» **Activity**
Would you please give all the lines below again, exactly as they stand?

» **Data for the task**
::::
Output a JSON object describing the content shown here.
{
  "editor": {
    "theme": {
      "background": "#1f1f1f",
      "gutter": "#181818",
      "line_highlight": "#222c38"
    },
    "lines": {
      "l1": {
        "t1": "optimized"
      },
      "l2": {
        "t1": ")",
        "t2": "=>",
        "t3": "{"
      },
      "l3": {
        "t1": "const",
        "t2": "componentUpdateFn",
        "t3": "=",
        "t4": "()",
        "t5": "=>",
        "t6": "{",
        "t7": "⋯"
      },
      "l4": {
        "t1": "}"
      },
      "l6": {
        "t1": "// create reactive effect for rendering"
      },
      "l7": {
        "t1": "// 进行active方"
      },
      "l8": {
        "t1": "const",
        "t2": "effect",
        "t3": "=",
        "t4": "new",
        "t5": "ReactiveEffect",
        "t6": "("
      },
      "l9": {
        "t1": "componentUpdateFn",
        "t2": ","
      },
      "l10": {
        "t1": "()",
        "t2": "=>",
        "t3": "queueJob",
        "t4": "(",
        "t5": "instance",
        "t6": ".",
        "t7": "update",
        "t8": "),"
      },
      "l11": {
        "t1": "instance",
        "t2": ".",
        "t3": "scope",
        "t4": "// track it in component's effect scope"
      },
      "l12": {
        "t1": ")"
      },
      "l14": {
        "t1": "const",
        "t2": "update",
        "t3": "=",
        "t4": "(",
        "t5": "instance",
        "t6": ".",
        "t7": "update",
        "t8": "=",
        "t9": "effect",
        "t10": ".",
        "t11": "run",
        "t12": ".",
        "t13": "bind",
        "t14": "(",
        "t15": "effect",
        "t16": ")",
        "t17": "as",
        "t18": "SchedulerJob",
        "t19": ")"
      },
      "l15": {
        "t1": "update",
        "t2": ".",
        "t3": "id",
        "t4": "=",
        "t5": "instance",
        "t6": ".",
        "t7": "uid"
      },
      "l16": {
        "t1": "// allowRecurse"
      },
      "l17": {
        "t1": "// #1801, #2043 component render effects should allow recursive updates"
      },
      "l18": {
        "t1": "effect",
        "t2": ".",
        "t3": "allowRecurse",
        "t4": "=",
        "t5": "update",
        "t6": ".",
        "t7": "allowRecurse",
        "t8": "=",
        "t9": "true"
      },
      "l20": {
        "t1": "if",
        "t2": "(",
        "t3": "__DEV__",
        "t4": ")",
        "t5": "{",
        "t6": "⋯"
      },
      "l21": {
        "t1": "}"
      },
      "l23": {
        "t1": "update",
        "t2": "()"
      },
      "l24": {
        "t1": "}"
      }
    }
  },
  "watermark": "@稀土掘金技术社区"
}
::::
» **Result**
Output a JSON object describing the content shown here.
{
  "editor": {
    "theme": {
      "background": "#1f1f1f",
      "gutter": "#181818",
      "line_highlight": "#222c38"
    },
    "lines": {
      "l1": {
        "t1": "optimized"
      },
      "l2": {
        "t1": ")",
        "t2": "=>",
        "t3": "{"
      },
      "l3": {
        "t1": "const",
        "t2": "componentUpdateFn",
        "t3": "=",
        "t4": "()",
        "t5": "=>",
        "t6": "{",
        "t7": "⋯"
      },
      "l4": {
        "t1": "}"
      },
      "l6": {
        "t1": "// create reactive effect for rendering"
      },
      "l7": {
        "t1": "// 进行active方"
      },
      "l8": {
        "t1": "const",
        "t2": "effect",
        "t3": "=",
        "t4": "new",
        "t5": "ReactiveEffect",
        "t6": "("
      },
      "l9": {
        "t1": "componentUpdateFn",
        "t2": ","
      },
      "l10": {
        "t1": "()",
        "t2": "=>",
        "t3": "queueJob",
        "t4": "(",
        "t5": "instance",
        "t6": ".",
        "t7": "update",
        "t8": "),"
      },
      "l11": {
        "t1": "instance",
        "t2": ".",
        "t3": "scope",
        "t4": "// track it in component's effect scope"
      },
      "l12": {
        "t1": ")"
      },
      "l14": {
        "t1": "const",
        "t2": "update",
        "t3": "=",
        "t4": "(",
        "t5": "instance",
        "t6": ".",
        "t7": "update",
        "t8": "=",
        "t9": "effect",
        "t10": ".",
        "t11": "run",
        "t12": ".",
        "t13": "bind",
        "t14": "(",
        "t15": "effect",
        "t16": ")",
        "t17": "as",
        "t18": "SchedulerJob",
        "t19": ")"
      },
      "l15": {
        "t1": "update",
        "t2": ".",
        "t3": "id",
        "t4": "=",
        "t5": "instance",
        "t6": ".",
        "t7": "uid"
      },
      "l16": {
        "t1": "// allowRecurse"
      },
      "l17": {
        "t1": "// #1801, #2043 component render effects should allow recursive updates"
      },
      "l18": {
        "t1": "effect",
        "t2": ".",
        "t3": "allowRecurse",
        "t4": "=",
        "t5": "update",
        "t6": ".",
        "t7": "allowRecurse",
        "t8": "=",
        "t9": "true"
      },
      "l20": {
        "t1": "if",
        "t2": "(",
        "t3": "__DEV__",
        "t4": ")",
        "t5": "{",
        "t6": "⋯"
      },
      "l21": {
        "t1": "}"
      },
      "l23": {
        "t1": "update",
        "t2": "()"
      },
      "l24": {
        "t1": "}"
      }
    }
  },
  "watermark": "@稀土掘金技术社区"
}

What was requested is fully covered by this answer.